In his affidavit in support of the motion, claimant offers no new facts, and thus, the motion will be considered as a motion to reargue. Claimant’s arguments are primarily addressed to defendant’s opposition to the previous motion, and thus, are not properly offered on a motion to reargue as they could have and should have been submitted to the Court as a reply in the prior motion.
Claimant’s contentions that the Court erred by overlooking the standards of review set forth in Tewari v Tsoutsouras (75 NY2d 1 [1989]; see Malik Affidavit, ¶¶ 14-18), and that defendant’s time to answer claimant’s interrogatories should not have been extended because the Court did not consider certain criteria (see Tewari v Tsoutsouras, at 12) are arguments that were not set forth in claimant’s initial motion, and thus, this is a new argument not properly asserted in a motion to reargue.

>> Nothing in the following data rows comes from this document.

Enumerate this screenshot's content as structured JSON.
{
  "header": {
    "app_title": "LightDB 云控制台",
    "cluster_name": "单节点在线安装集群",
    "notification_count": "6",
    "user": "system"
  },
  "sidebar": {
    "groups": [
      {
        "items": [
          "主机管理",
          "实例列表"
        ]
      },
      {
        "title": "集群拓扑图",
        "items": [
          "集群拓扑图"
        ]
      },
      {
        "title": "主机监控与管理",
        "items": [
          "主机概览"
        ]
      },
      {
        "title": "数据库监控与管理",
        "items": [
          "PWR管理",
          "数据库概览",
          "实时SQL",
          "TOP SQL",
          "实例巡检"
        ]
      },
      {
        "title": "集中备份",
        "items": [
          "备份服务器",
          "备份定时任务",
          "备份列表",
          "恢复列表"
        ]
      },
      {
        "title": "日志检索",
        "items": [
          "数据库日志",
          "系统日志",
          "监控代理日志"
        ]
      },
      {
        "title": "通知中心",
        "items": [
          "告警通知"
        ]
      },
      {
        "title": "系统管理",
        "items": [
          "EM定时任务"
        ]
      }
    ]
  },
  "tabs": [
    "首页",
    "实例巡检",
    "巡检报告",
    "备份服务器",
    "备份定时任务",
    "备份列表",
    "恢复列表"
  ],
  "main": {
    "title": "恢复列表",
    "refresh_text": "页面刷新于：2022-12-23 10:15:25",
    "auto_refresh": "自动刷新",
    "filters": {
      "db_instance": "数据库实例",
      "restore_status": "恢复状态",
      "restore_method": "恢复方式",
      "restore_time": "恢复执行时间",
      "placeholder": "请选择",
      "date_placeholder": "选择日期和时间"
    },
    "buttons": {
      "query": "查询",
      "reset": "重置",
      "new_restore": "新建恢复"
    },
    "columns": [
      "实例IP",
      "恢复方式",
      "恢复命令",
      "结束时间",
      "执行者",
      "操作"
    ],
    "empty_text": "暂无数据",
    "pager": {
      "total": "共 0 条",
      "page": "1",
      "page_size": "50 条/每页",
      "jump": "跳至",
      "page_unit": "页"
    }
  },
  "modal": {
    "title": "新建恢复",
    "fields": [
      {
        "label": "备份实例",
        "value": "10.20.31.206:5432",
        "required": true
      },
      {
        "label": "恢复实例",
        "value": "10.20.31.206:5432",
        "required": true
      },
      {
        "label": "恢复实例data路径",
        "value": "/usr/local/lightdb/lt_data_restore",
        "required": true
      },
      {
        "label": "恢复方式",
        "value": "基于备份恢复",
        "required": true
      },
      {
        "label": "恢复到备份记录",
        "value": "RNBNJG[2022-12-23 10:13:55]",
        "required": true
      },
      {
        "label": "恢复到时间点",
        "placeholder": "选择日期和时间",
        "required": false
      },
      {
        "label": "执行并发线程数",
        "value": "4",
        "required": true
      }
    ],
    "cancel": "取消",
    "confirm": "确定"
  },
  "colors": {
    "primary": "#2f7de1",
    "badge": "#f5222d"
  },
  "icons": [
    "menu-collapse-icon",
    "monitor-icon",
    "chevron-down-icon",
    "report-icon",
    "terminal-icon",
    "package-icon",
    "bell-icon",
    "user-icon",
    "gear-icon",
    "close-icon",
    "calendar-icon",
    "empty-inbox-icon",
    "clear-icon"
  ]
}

Claimant’s correspondence dated April 12, 2009, which is apparently submitted on the instant motion, addresses defendant’s response to claimant’s interrogatories, the merits of the claim, and the existence of an independent cause of action. As such, it raises matters not properly presented on a motion to reargue and/or renew, and thus, does not support the instant motion.

Accordingly, it is

ORDERED, that Motion No. M-76293 is DENIED.

May 18, 2009
Albany, New York

Judge of the Court of Claims

Papers considered

(1) Claim No. 112655, filed August 18, 2006;

(2) Malik v State of New York, UID # 2009-038-501, decided January 8, 2009;

(3) Notice of Motion for Default Judgment, dated September 18, 2008;

(4) “Affirmation” of Abdul-Jabbor Malik, dated September 18, 2008, with exhibit;

(5) Affirmation of Glenn C. King, AAG, in Response to Claimant’s Motion for Default

Judgment, dated October 29, 2008;

(6) Notice of Motion by CPLR §§ 2221(d) & (e), dated February 1, 2009;

(7) “Affidavit” of Abdul-Jabbor Malik, dated February 1, 2009, with Memorandum of Law;

(8) Affirmation of Glenn C. King, AAG, in Opposition to Claimant’s Motion for Reargument

or Reconsideration, dated March 16, 2009, with Exhibit A;

(9) Correspondence of Abdul-Jabbor Malik, dated April 12, 2009, with Affidavit of Service, sworn to April 9, 2009.

[1]. The Court notes that the scope and purpose of the motions pursuant to CPLR 2221 should be well known to claimant (see Malik v State of New York, UID # 2007-028-562, Claim Nos. 112250, 112655, 112640, 112865, 112866, 113091, Motion No. M-72996, Sise, J. [July 16, 2007]).